A good point perhaps at which to very briefly introduce some early thoughts on the spread of a dystopian neuroculture and its relation to Deleuze’s control society.
The Dystopia of Noncognitive Control
Like so many other popular journalistic portrayals of neuromarketing an article published in The New York Times in 2008 titled “Is the Ad a Success? The Brain Waves Tell All” is in seemingly incontestable awe of the claims that unconscious consumption can be measured directly at the brain. “Never mind brainstorms. These days, Madison Avenue is all about brain waves.” In all fairness, the article does at first strike a note of caution by recognizing that “some consumer advocates question the role of biometrics in ad research.” It partially acknowledges, as such, concerns over what it calls a “blending” of Weird Science and Mad Men, which “will give marketers an unfair advantage over consumers.” But these concerns are summarily dismissed; not least because the passionate adoption of biometrics and brain imaging technology by marketers is a logical response, they claim, to the slowing of the US economy after the banking collapse in 2008. Since neuromarketers are only really interested in how people feel and react in these difficult financial times there should be little cause for concern. As one marketing representative puts it, neuromarketing does not aim to “meddle with normal, natural response mechanisms.” It is just interested in what consumers are paying attention to. This is after all an attention economy in which the drivers of focused mental engagement are at a premium. Robert E. Knight, the director of the Helen Wills Neuroscience Institute at the University of California (a chief science adviser to a Berkeley based neuromarketing company) says “[w]e’re not trying to predict an individual’s thoughts and actions… [or] trying to input messages.” There are no electrodes fed directly into the brain. Participants are willingly rigged up to noninvasive brain imaging technologies, galvanic skin response devices and eye tracking software. These tests are generally carried out in the very early stages of product research and development so that brands can be readily primed for consumption. So in many ways there is nothing new here. The goal of market research has not changed. It has always sought to attract attention by conditioning and anticipating consumer experiences in advance with the intention of seducing and guiding intent by mostly subconscious means. The difference today is, however, that the data captured from these experiences purportedly comes directly from cognitive and noncognitive registers in the brain. As a result, the capture of anticipation becomes a series of correlative cognitive and affective triggering exercises quite often spanning the lifetime of a brand. This is how the Mad Men of neuroculture claim to be able get inside the buying brain and guide it, often unconsciously, toward purchase intent.

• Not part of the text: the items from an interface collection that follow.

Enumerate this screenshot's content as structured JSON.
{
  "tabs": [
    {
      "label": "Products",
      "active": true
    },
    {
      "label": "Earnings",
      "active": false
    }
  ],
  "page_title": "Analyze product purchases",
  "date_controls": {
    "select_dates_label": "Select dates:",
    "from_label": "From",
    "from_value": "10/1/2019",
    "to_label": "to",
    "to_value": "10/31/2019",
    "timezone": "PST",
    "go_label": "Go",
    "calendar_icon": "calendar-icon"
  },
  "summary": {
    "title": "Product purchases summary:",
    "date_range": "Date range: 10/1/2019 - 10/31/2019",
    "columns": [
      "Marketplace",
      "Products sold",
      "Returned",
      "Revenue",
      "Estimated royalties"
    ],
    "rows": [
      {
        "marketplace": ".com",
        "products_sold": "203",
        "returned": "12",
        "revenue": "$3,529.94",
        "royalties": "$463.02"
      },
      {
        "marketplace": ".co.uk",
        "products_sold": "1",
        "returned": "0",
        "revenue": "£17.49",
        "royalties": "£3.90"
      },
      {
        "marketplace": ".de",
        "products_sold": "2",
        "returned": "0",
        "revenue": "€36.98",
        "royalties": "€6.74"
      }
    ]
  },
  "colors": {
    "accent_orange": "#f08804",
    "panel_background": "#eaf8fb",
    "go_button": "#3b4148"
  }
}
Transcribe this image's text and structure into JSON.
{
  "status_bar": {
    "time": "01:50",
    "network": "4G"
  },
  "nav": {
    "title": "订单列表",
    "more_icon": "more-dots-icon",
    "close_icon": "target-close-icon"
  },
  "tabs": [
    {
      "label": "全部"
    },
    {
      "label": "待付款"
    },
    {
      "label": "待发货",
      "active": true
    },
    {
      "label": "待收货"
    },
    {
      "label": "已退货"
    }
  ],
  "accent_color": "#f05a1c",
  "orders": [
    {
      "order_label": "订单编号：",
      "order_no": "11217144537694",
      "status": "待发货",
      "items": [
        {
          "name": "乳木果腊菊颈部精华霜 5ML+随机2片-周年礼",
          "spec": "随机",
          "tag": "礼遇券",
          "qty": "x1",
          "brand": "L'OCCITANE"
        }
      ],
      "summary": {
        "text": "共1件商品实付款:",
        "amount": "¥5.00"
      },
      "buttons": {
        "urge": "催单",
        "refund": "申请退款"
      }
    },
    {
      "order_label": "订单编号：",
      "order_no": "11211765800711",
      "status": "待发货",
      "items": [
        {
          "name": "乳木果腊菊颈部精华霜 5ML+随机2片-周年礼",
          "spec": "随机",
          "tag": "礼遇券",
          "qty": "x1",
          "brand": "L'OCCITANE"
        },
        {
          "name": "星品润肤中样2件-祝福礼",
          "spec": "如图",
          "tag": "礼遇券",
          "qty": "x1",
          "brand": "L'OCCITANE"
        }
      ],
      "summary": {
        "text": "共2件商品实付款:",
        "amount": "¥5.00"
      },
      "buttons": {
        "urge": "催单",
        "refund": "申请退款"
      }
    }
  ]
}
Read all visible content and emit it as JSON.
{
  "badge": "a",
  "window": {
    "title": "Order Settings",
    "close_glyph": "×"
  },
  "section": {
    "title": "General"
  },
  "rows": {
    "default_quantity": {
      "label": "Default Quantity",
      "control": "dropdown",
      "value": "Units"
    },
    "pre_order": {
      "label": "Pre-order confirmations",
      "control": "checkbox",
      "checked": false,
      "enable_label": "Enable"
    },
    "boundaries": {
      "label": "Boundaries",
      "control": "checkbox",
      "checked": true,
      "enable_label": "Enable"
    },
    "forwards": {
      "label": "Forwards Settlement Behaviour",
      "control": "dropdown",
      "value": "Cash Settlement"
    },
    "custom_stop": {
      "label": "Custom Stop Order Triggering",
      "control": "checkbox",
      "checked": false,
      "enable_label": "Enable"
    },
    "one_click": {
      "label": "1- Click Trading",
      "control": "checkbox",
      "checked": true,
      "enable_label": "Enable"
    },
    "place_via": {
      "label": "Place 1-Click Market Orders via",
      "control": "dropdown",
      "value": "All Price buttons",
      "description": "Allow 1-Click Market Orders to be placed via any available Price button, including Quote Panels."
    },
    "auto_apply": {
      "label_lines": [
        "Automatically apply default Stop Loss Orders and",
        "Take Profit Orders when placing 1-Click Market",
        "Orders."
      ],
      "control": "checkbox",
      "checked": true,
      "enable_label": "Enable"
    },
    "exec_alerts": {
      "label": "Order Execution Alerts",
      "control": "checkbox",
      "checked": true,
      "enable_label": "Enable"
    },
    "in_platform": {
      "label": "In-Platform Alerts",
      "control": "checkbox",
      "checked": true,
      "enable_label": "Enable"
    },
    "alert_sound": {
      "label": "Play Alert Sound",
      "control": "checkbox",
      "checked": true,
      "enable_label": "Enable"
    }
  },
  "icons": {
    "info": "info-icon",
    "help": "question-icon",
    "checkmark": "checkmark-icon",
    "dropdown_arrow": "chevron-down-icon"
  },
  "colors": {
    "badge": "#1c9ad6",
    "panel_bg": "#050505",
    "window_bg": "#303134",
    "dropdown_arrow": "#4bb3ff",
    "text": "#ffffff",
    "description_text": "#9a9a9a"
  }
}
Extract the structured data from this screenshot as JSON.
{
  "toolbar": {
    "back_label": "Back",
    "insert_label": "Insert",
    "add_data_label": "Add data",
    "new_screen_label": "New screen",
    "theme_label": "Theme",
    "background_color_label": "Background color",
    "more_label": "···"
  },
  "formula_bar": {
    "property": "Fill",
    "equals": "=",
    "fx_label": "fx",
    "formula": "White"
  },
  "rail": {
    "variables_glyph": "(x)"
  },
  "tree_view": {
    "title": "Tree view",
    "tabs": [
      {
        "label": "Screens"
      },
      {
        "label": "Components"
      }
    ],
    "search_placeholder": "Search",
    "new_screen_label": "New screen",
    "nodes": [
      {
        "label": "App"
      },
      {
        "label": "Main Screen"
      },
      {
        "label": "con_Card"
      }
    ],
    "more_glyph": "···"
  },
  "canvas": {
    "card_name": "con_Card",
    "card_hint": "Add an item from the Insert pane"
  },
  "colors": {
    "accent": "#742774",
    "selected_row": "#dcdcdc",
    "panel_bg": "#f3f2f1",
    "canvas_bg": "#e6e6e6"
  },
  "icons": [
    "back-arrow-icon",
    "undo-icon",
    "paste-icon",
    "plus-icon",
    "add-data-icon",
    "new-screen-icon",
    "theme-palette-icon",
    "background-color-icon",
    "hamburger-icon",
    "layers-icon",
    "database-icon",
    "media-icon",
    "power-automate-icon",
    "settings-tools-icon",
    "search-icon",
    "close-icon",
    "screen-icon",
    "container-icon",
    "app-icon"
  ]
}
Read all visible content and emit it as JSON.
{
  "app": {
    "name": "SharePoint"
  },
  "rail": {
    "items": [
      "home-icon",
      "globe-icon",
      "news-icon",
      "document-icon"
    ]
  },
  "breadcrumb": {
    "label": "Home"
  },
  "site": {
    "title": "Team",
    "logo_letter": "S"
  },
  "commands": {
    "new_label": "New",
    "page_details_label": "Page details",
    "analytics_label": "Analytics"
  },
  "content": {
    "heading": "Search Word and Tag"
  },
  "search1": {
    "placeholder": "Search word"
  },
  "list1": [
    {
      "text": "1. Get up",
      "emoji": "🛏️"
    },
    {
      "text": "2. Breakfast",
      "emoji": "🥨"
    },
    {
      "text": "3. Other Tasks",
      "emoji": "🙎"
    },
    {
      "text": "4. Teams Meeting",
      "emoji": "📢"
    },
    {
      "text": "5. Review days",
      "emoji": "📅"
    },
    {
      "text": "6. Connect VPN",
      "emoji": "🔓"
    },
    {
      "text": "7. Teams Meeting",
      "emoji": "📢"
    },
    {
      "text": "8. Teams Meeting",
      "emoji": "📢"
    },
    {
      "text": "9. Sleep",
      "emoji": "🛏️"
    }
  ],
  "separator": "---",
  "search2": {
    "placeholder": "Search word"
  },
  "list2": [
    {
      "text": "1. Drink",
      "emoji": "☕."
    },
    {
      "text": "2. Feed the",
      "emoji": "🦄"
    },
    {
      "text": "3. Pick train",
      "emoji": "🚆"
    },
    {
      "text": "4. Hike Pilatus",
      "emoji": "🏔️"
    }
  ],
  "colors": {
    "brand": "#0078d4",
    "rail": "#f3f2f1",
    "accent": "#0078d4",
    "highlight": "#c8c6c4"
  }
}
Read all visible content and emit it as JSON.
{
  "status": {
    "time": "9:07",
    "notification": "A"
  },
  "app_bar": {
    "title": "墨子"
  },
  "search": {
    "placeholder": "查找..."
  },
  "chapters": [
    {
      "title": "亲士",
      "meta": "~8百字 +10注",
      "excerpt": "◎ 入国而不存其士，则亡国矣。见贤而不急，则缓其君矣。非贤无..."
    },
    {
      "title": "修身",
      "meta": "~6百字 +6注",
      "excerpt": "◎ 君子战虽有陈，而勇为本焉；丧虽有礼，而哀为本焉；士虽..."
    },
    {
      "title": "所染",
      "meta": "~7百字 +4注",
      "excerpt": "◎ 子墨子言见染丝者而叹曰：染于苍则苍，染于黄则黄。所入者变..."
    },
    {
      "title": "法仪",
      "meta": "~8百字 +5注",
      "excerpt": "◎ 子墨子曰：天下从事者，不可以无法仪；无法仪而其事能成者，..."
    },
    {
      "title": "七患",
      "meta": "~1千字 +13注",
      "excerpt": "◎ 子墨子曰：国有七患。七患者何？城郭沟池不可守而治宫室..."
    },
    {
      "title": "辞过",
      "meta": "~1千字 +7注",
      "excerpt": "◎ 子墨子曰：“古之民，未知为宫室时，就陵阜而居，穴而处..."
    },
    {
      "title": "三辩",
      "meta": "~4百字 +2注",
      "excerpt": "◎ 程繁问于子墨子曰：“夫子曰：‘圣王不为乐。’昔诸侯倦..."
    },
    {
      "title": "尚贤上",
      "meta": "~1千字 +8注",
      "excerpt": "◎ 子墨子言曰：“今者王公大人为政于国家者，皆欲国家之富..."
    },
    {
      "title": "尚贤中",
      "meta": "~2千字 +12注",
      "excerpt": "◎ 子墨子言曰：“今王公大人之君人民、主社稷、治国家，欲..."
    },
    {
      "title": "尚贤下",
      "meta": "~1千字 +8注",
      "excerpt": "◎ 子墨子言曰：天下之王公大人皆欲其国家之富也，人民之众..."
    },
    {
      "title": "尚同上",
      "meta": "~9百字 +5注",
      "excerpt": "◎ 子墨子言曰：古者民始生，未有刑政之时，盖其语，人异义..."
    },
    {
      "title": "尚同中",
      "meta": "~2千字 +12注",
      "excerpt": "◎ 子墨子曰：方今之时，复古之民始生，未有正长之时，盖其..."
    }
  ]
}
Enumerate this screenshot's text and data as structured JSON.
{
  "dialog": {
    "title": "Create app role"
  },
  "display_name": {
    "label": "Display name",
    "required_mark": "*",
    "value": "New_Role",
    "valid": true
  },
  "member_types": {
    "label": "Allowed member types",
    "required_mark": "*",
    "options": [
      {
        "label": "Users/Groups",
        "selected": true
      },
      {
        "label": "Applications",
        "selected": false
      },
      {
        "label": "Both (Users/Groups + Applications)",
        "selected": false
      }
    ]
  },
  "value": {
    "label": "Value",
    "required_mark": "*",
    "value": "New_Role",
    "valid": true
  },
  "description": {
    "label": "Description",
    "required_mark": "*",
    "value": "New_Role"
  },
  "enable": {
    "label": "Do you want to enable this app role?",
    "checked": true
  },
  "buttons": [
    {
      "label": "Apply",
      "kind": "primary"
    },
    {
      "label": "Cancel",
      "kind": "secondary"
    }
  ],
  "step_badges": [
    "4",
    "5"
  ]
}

As uncritical and overhyped as it maybe, popular media discourse surrounding neuromarketing point to something both familiar and unfamiliar about the kinds of control circuits and technologies of power consumer societies are subjected to in the 21st century. On one hand, neuromarketing is endemic to a recognizable trajectory of marketing power that has, in the past, sought to capture the attention of a population confined to their living rooms via mass media television channels. However, today, the aim is, it seems, to adapt to networked, mobile media so as to expand marketing control. Of course, this kind of control needs to be grasped in contrast to the violence of sovereign control. It is a power that does not need to be physically administered, inherited or possessed, but rather becomes furtively distributed through a population. Similarly, in contrast to the disciplinary architectures of enclosure found in Foucault’s factories, prisons, schools, clinics etc.; control has become an open modulating force, which can change from point to point and from one moment to the next. There has in fact been a deepening of this post WW2 power distribution in terms of marketing. In comparison to the Mad Men of the mid twentieth century, for example, who reached out directly to the masses via the broadcast media; marketing power today is increasingly indirect. On the other hand, what I suggest here is that the neuromarketer endeavours to expand networked power far beyond the usual reach of mediated communication. Via mobile and ubiquitous network technologies marketing has not only been able to connect to the masses at an interpersonal level, but it has also drilled down into infrapersonal communication flows; tapping into cognitive and affective transmissions emitted by what we might call the networked dividual; that is to say, the endlessly divisible body; brain, neuron, neurochemical substances, molecules, atoms, and the infinitely small society of the monad. This is a point where the digital network intersects with the neuronal network. Moreover, neuromarketing is a technology of power intended to control thought noninvasively. This is no Orwellian dystopia. There is certainly no need for Cold War style electrodes to be directly fed into the brain since the soft controls of the dystopian imagination of William Burroughs and Aldous Huxley have been provided with a neuroscientific universe in which to live. Control today is therefore difficult to pin down. There are no wires. Control has become much softer, and, as such, more difficult to escape. Premediated persuasion, anticipatory reward systems, and brain absorption become the watchwords of an all pervasive neuromarketing. It is, as a consequence, imperative that those who enter into this neurocentric world of shadows do so with (a) a sense of how the present appears to be mapped onto these dystopian imaginations, and (b) an escape plan.
(Draft excerpt from forthcoming book: Brain: Rethinking Nomadic Thought in Times of Neuroculture. Illustration by Dorota Piekorz)